As of right now, Guinness World Records claims that the highest human flight with a rocket belt is 152 feet, accomplished by Eric Scott in 2004. But they may need to update their records soon thanks to Martin Aircraft Company in New Zealand, whose Martin Jetpack finally showed the world it can fly—really fly.
Looks like Yves Rossy is getting better at flying (his previous stunt sent him plummeting into the Atlantic). Other than some slight initial engine trouble, last week's record breaking aerial loops went off without a hitch. Watch below. Rossy's site states:
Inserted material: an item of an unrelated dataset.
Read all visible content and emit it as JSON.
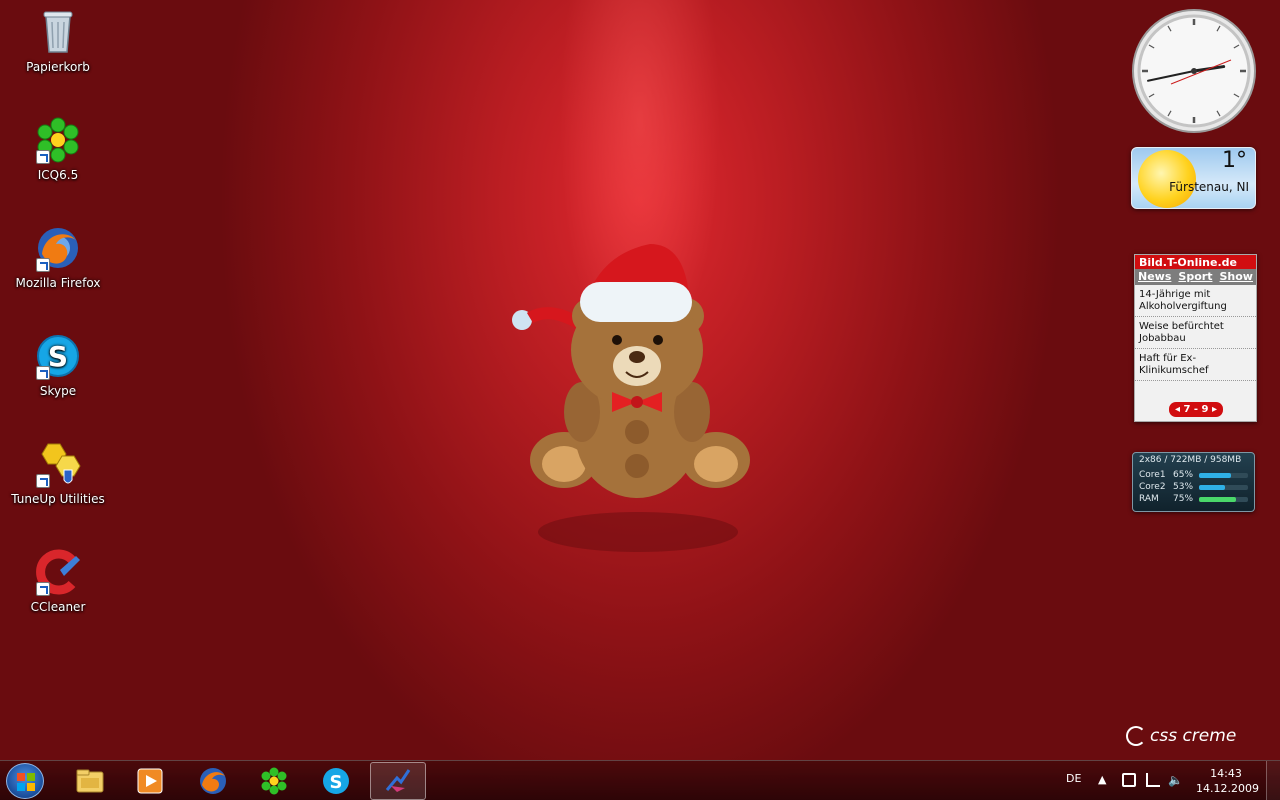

A family vacation to Mars might be in the not-too-distant horizon, with the first successful manned solo flight of Virgin Atlantic's VSS Enterprise this past Sunday morning. Taking off from the Mojave Air and Spaceport in California, the commercial spaceship separated from its mothership at an altitude of 45,000 feet, piloted by Pete Siebold and Mike Alsbury for a period of eleven minutes before safe landing.
A major milestone in aviation occurred this past August, when the human-powered Snowbird, an aircraft made of carbon fiber and balsa wood, achieved the first successful flight of its kind.
When flying, having a well constructed flight plan is the key to flying safely and effectively. This video will teach you how to calculate the perfect flight plan, research flight paths, traffic, and calculating fuel flow and flight time. There's so much in this video it'll make your head spin!
Charlie, Willy Wonka and Grandpa Joe's soul-stirring ride in the Wonkavator (Wonka's glass-bottomed elevator) was one of the most magical moments of Charlie and the Chocolate Factory. If you can't recall, here's the scene (ride begins at 3:15): Wonka: An elevator can only go up and down, but the Wonkavator can go sideways, and slantways, and longways, and backways...
In the market for a personal helicopter but anxious about increasing your carbon footprint? Pick up a peroxide-powered single-seater like Avimech International's Dragonfly and chop till you drop. WIRED's Autopia blog reports,
A pilot that earns an instrument rating is a pilot that's mastered his or her flight skills to a level or precision and accuracy needed to safely fly an airplane through clouds, fog, and other adverse weather conditions. While flying in these weather conditions, known as IMC, or instrument meteorological conditions, a pilot is tasked with flying an airplane solely by reference to flight instruments. The pilot needs to be able to go from takeoff to landing, without having any outside visual re...